If you’re just starting as an investor, most people will tell you to invest in a high yield savings account or a CD. Both are great ways to earn a little extra on your money with high security. However, there are a few things you should know about both before you get started.
With extra cash in your bank account, you may feel like you have a big cushion. But if you want to achieve financial independence, your savings should be earning interest.
However, you don’t want to put the majority of your savings somewhere risky. What’s the point in saving all that money just to lose it on a bad bet?
We’re going to discuss two classic ways people have used to invest their money safely: High-yield savings accounts and certificates of deposit (CDs).
How high-yield savings accounts work
Both high yield savings accounts and CDs work as lending pools for banks. They lend out money held in your account to borrowers in exchange for interest. Some of this interest goes back to you. As a general rule, the less access you have to your funds, the higher rate of interest you’ll receive as you’re giving banks more freedom to use your money.
A high-yield savings account is a savings account that rewards you with a higher interest rate for allowing your money to sit in your account. Often run through online banks, most institutions require a minimum initial deposit to open the account. After that, you need to maintain your minimum balance at all times to get the best rates.
How does a CD account work?
A Certificate of Deposit (CD) is another type of savings account that pays a higher rate than a standard savings account. However, in a CD you must leave a large deposit untouched for a specific period (a fixed term). Terms can be as short as three months or as long as ten years.
Many institutions offer fixed interest rates as well. With a fixed interest rate, you are locked in at the rate that was assigned at the time of purchase while a variable interest rate fluctuates depending on market conditions.
The longer the term of the CD, the higher the interest rate. For example, if you invest for five years, you’ll get a higher rate than if you invest only for six months.
When the Certificate of Deposit reaches maturity (i.e. the fixed term has ended), you can cash out with the full interest amount, or reinvest for an additional period of time.
The differences between a high-interest savings account and a certificate of deposit account
For interest rates go to CDs
Overall, a CD offers higher interest rates than a high-interest savings account.

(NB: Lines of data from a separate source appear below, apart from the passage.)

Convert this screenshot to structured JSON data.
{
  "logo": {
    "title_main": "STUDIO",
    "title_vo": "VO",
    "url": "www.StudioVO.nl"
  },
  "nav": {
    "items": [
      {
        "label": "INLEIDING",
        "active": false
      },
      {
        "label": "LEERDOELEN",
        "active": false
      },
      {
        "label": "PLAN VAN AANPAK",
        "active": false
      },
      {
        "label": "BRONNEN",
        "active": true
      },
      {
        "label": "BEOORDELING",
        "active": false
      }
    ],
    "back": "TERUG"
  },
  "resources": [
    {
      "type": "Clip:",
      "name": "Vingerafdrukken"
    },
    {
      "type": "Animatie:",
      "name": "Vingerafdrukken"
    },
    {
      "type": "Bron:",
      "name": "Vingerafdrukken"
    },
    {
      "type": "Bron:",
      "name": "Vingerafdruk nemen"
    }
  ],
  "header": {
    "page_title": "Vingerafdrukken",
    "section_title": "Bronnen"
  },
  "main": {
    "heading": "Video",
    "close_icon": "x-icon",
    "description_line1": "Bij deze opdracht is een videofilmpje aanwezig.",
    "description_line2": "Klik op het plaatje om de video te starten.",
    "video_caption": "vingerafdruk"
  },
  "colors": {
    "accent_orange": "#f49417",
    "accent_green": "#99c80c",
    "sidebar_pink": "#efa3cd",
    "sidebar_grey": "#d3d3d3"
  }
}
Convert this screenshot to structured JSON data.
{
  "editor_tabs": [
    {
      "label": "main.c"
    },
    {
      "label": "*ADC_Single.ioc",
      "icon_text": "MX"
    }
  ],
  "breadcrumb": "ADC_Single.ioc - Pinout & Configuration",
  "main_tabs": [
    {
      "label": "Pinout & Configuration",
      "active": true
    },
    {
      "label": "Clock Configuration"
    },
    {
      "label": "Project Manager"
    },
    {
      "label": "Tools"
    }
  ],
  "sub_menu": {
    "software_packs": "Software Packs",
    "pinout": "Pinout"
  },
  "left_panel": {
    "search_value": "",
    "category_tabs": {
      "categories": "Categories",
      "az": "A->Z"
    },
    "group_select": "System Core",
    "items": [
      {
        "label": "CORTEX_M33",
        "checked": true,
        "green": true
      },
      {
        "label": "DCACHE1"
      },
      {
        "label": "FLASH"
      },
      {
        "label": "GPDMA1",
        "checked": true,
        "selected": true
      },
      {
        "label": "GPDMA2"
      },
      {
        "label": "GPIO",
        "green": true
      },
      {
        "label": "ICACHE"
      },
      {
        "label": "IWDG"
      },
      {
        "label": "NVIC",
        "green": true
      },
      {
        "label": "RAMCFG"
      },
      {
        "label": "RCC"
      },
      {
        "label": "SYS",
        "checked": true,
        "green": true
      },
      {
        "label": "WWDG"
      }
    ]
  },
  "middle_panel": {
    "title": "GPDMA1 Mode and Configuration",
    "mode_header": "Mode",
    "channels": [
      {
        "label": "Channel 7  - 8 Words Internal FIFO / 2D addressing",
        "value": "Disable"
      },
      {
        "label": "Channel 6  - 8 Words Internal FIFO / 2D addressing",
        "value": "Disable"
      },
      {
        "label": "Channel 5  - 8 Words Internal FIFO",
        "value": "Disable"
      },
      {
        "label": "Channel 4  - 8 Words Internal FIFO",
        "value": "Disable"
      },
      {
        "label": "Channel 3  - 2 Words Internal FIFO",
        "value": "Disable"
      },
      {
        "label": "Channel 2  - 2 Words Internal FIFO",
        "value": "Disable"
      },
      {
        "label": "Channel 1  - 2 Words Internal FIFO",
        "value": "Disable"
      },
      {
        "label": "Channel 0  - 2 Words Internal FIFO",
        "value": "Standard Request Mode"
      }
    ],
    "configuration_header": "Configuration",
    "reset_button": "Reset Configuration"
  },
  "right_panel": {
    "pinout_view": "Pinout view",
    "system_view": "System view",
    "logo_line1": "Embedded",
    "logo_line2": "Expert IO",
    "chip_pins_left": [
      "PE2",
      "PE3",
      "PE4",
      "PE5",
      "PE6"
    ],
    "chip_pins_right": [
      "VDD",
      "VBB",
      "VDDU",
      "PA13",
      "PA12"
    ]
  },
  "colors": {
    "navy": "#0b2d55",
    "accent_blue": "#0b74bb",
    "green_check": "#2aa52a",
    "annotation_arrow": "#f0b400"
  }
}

Most CD accounts offer an annual percentage yield of slightly above 2%. High-yield savings accounts typically have lower rates, currently between 1–2%.
For liquidity, open a high-yield savings account
Another major difference between high interest savings and certificates of deposit is accessibility.
With a CD, you can’t make withdrawals before the maturity date of your investment without penalty. This might cost you several months’ worth of interest. A high-yield savings account has higher liquidity since you can still withdraw your funds to a checking account if needed.
If you plan to use your savings as an emergency fund, a high-yield savings account offers easier access than a certificate of deposit.
In terms of security, it’s a draw
In both high-interest savings accounts or bank CDs, your funds are fully protected by the FDIC and NCUA up to $250,000. They are both highly safe investment options.
CD’s can be used as collateral for loans
At banks, CDs can also be used as collateral for a loan.
While fair-rate loans are hard to acquire in tough economic times, most banks will offer low-interest rates on personal loans when a CD is used.
Should I open a high-yield savings account or a CD account?
You may be wondering between high-yield savings accounts vs certificates of deposit, which is best for you? That all depends on your circumstances.
A high-interest savings account is ideal if you think you may need to access your cash in an emergency.
On the other hand, a CD account is a good product if you want the safety of a bank along with a higher interest rate.
However, any form of investment is useless if it can’t beat inflation. Currently, it’s at 2% APY in the US. Neither a high-yield savings account nor a CD can beat that right now.
If you want to get actual returns on your investments you’re going to need a better option.
Earn 4% APY compounded every second with a Flex account
If you want to earn interest on your savings that beats inflation, you may want to explore newer options like a MyConstant Flex account.
We’re a P2P lending platform that offers you better and safer interest by letting you earn like a bank.
Our Flex investment account offers 4% APY through fully-collateralized P2P loans. You also get:
- Unlimited access to your money: Unlike with a savings account, you have full access to the money on your MyConstant account and can make withdrawals anytime you want.
- No fees: MyConstant doesn’t charge you to complete transactions like traditional banks. You can make transfers anywhere in the world for free (bank fees apply).
- No minimum balance: You don’t need a minimum account balance with MyConstant. You can withdraw as much or as little as you want.
- Global availability: Whether you’re in Asia, Africa, or America, you can transfer all earnings right from your MyConstant Flex account to your checking account.
All investment done with your money through our Flex lending pool is protected by collateral. That means that even if borrowers default, you won’t lose principal.
Investing outside of a bank isn’t the right option for everyone. However, if you’re prepared to take on a little risk to get real returns, signing up for a Flex account could be the right choice for you. Come see what we’re all about today.